Items from an interface collection:
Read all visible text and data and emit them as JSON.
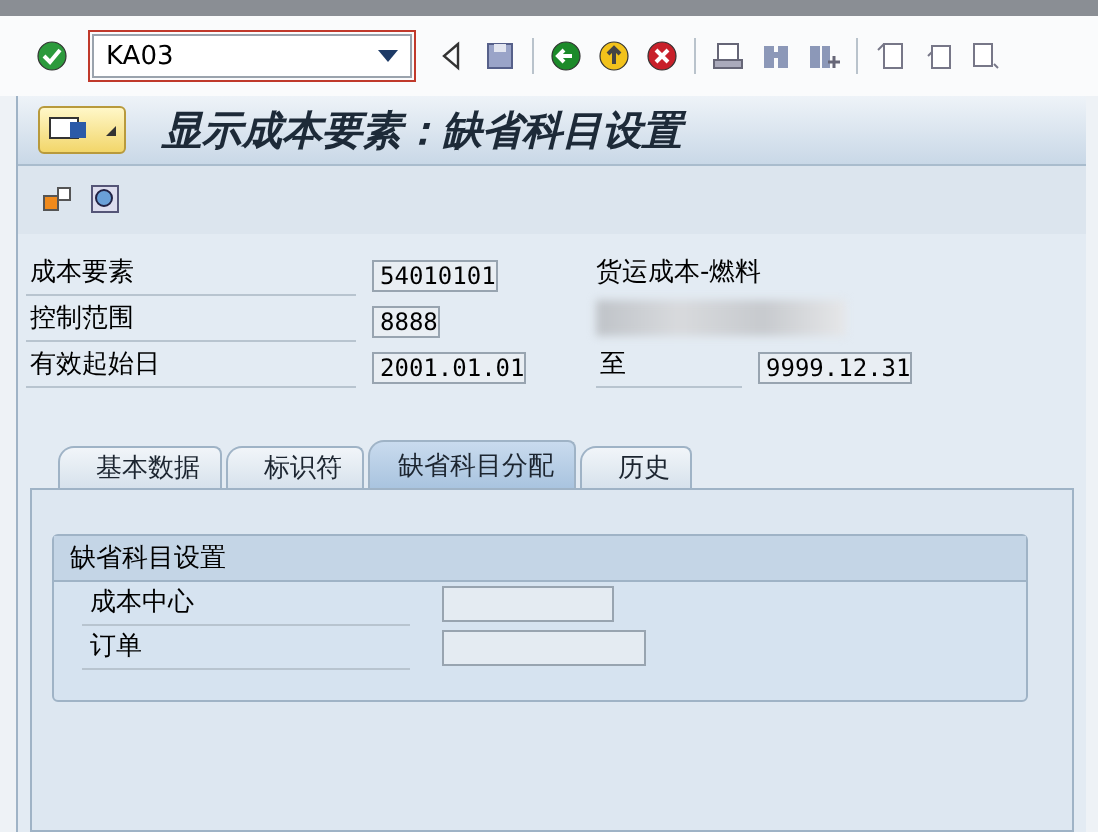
{
  "command_field": {
    "value": "KA03"
  },
  "title": "显示成本要素：缺省科目设置",
  "fields": [
    {
      "label": "成本要素",
      "value": "54010101",
      "description": "货运成本-燃料"
    },
    {
      "label": "控制范围",
      "value": "8888",
      "blurred": true
    },
    {
      "label": "有效起始日",
      "value": "2001.01.01",
      "to_label": "至",
      "to_value": "9999.12.31"
    }
  ],
  "tabs": [
    {
      "label": "基本数据",
      "selected": false
    },
    {
      "label": "标识符",
      "selected": false
    },
    {
      "label": "缺省科目分配",
      "selected": true
    },
    {
      "label": "历史",
      "selected": false
    }
  ],
  "group": {
    "title": "缺省科目设置",
    "rows": [
      {
        "label": "成本中心"
      },
      {
        "label": "订单"
      }
    ]
  }
}
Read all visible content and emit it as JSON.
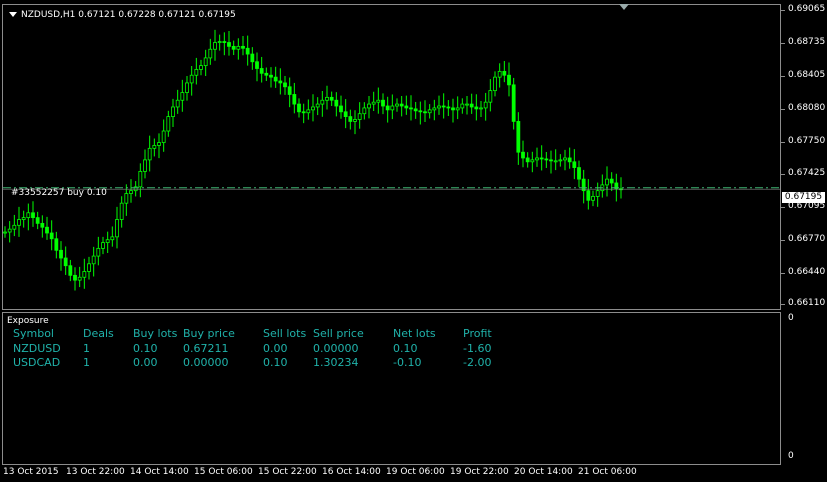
{
  "header": {
    "symbol_line": "NZDUSD,H1  0.67121 0.67228 0.67121 0.67195"
  },
  "trade_line": {
    "label": "#33552257 buy 0.10",
    "price": 0.67211,
    "color": "#3cb371"
  },
  "price_axis": {
    "ticks": [
      "0.69065",
      "0.68735",
      "0.68405",
      "0.68080",
      "0.67750",
      "0.67425",
      "0.67095",
      "0.66770",
      "0.66440",
      "0.66110"
    ],
    "current_price": "0.67195"
  },
  "sub_axis": {
    "top": "0",
    "bottom": "0"
  },
  "exposure": {
    "title": "Exposure",
    "headers": [
      "Symbol",
      "Deals",
      "Buy lots",
      "Buy price",
      "Sell lots",
      "Sell price",
      "Net lots",
      "Profit"
    ],
    "rows": [
      [
        "NZDUSD",
        "1",
        "0.10",
        "0.67211",
        "0.00",
        "0.00000",
        "0.10",
        "-1.60"
      ],
      [
        "USDCAD",
        "1",
        "0.00",
        "0.00000",
        "0.10",
        "1.30234",
        "-0.10",
        "-2.00"
      ]
    ]
  },
  "time_axis": [
    "13 Oct 2015",
    "13 Oct 22:00",
    "14 Oct 14:00",
    "15 Oct 06:00",
    "15 Oct 22:00",
    "16 Oct 14:00",
    "19 Oct 06:00",
    "19 Oct 22:00",
    "20 Oct 14:00",
    "21 Oct 06:00"
  ],
  "colors": {
    "background": "#000000",
    "candle": "#00ff00",
    "grid_border": "#8c8c8c",
    "exposure_text": "#20b2aa"
  },
  "chart_data": {
    "type": "candlestick",
    "ylim": [
      0.6595,
      0.6911
    ],
    "close_series": [
      0.6675,
      0.6678,
      0.6682,
      0.6688,
      0.669,
      0.6695,
      0.669,
      0.6684,
      0.668,
      0.6674,
      0.6668,
      0.6656,
      0.6648,
      0.664,
      0.663,
      0.6625,
      0.6628,
      0.6634,
      0.6642,
      0.665,
      0.6658,
      0.6664,
      0.6667,
      0.667,
      0.6688,
      0.6705,
      0.6715,
      0.6718,
      0.6722,
      0.6738,
      0.675,
      0.6762,
      0.6765,
      0.6768,
      0.678,
      0.6795,
      0.6805,
      0.6812,
      0.682,
      0.683,
      0.6838,
      0.6844,
      0.6848,
      0.6856,
      0.6865,
      0.6872,
      0.6873,
      0.6872,
      0.6868,
      0.6865,
      0.6868,
      0.6866,
      0.686,
      0.6852,
      0.6845,
      0.684,
      0.6838,
      0.6836,
      0.6832,
      0.683,
      0.6826,
      0.6818,
      0.6808,
      0.68,
      0.6799,
      0.6802,
      0.6805,
      0.6808,
      0.6812,
      0.6815,
      0.6812,
      0.6806,
      0.68,
      0.6795,
      0.679,
      0.6792,
      0.6798,
      0.6804,
      0.6808,
      0.681,
      0.6812,
      0.6806,
      0.6802,
      0.6806,
      0.6808,
      0.6806,
      0.6804,
      0.6803,
      0.6801,
      0.68,
      0.6799,
      0.6802,
      0.6804,
      0.6806,
      0.6805,
      0.6804,
      0.6802,
      0.6804,
      0.6808,
      0.6808,
      0.6805,
      0.6803,
      0.6804,
      0.681,
      0.6822,
      0.6836,
      0.6842,
      0.6838,
      0.6828,
      0.679,
      0.6758,
      0.6752,
      0.6748,
      0.675,
      0.6752,
      0.6751,
      0.675,
      0.6749,
      0.6749,
      0.675,
      0.6752,
      0.6748,
      0.6742,
      0.673,
      0.6718,
      0.6708,
      0.6712,
      0.6718,
      0.6724,
      0.673,
      0.6726,
      0.672,
      0.67195
    ]
  }
}
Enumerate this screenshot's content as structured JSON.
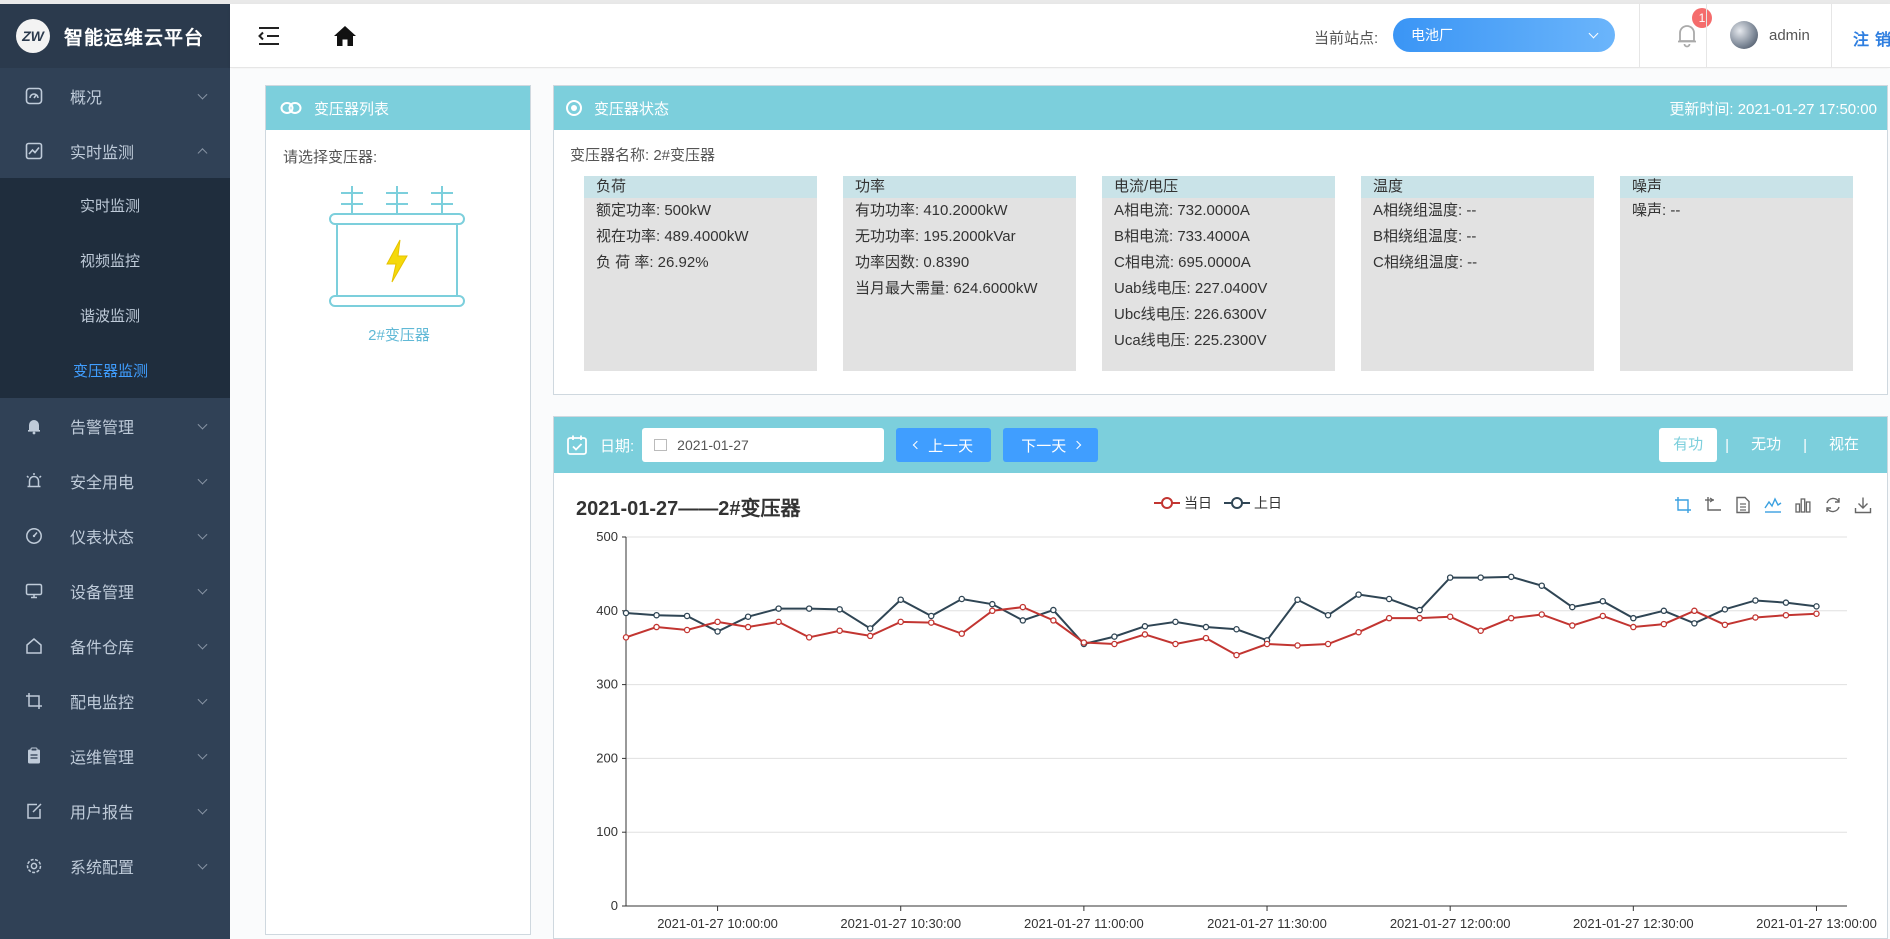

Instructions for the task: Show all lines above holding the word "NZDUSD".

Solution to the problem:
    "symbol_line": "NZDUSD,H1  0.67121 0.67228 0.67121 0.67195"
        "NZDUSD",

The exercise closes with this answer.